On the diplomatic and “political” front, how will he fare? He says simply: “I go to Ireland with courage and trust in God. In some senses, this is completely out of the box, I pray to God that I don’t make too many mistakes and do something decent.”
NEW NUNCIO: APPOINTMENT WELCOMED
CARDINAL SEÁN Brady, Cardinal Desmond Connell and Ireland’s new ambassador-in-waiting to the Holy See, David Cooney, were at the Vatican yesterday for ordination of the new papal nuncio to Ireland, Archbishop Charles Brown (52).
Mr Cooney, who continues in his senior role in Dublin as the secretary general of the Department of Foreign Affairs, welcomed the new nuncio’s appointment at a reception in the Vatican’s Congregation for the Doctrine of the Faith: “I was delighted to meet Archbishop Brown today to pass on the best wishes of the President and the Government and the Irish people. We’re looking forward to having him in Dublin and he’s looking forward to getting there . . .”
In a typically sumptuous, three-hour long ceremony, set against the background of both Gregorian chant and the Latin carol Adeste Fideles, Pope Benedict XVI ordained two future nuncios, making Msgr Brown the titular Archbishop of Aquileia and making future nuncio to Georgia and Armenia, Msgr Marek Solczynski, the titular Archbishop of Cesarea di Mauritania.
The heavyweight Irish presence yesterday was indicative of just how much importance senior Irish figures attach to the appointment of Archbishop Brown at a moment of unprecedented tensions between the Vatican and Ireland. Normally, the departure of a nuncio for Ireland is marked by little if any pomp and ceremony.
Speaking after the service, Cardinal Brady welcomed the appointment, saying: “I wish him [Archbishop Brown] many blessings in his new ministry. I am confident that he will do excellent work in both forging strong and fruitful diplomatic links between Ireland and the Holy See . . . and in the promotion of renewal of the church in Ireland.”

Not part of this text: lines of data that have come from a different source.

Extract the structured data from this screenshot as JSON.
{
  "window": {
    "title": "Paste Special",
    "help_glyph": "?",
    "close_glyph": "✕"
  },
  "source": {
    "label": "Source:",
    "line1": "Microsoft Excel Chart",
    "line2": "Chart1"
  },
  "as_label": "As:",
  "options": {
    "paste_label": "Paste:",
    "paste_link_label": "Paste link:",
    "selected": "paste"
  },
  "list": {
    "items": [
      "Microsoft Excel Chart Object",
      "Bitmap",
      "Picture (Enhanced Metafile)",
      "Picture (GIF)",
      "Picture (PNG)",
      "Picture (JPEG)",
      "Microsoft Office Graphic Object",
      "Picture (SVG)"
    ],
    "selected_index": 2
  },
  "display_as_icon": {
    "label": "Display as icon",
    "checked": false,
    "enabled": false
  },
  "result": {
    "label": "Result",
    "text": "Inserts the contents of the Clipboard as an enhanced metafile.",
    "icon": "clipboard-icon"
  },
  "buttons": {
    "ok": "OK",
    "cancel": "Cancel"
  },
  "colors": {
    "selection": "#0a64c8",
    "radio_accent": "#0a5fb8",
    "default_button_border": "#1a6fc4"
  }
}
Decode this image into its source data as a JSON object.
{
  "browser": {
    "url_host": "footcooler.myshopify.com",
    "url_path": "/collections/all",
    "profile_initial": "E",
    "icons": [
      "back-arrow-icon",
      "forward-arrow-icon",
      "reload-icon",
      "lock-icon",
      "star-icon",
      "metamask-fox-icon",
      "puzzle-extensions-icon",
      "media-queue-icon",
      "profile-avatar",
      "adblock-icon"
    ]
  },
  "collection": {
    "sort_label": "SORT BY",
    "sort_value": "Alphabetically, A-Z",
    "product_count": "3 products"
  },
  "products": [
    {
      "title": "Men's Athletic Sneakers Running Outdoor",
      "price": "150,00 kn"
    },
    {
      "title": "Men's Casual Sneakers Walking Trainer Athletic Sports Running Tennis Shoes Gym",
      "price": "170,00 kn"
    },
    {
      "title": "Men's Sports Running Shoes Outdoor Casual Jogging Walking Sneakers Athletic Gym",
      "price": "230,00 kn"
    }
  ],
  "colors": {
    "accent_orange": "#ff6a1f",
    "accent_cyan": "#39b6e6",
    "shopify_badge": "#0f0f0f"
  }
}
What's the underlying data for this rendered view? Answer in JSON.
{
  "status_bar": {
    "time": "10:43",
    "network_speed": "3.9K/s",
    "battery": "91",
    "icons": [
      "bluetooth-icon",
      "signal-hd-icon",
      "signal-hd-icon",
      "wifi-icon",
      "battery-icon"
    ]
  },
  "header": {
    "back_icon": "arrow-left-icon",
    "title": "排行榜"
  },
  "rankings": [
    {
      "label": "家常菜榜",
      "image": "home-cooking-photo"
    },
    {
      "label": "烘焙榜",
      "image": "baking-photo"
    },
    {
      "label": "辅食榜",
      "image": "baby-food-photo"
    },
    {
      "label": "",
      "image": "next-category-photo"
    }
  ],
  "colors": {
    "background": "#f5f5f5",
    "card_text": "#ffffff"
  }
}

Also in attendance yesterday were the Bishop of Down and Connor, Noel Treanor, and his auxiliary Bishop, Donal McKeown.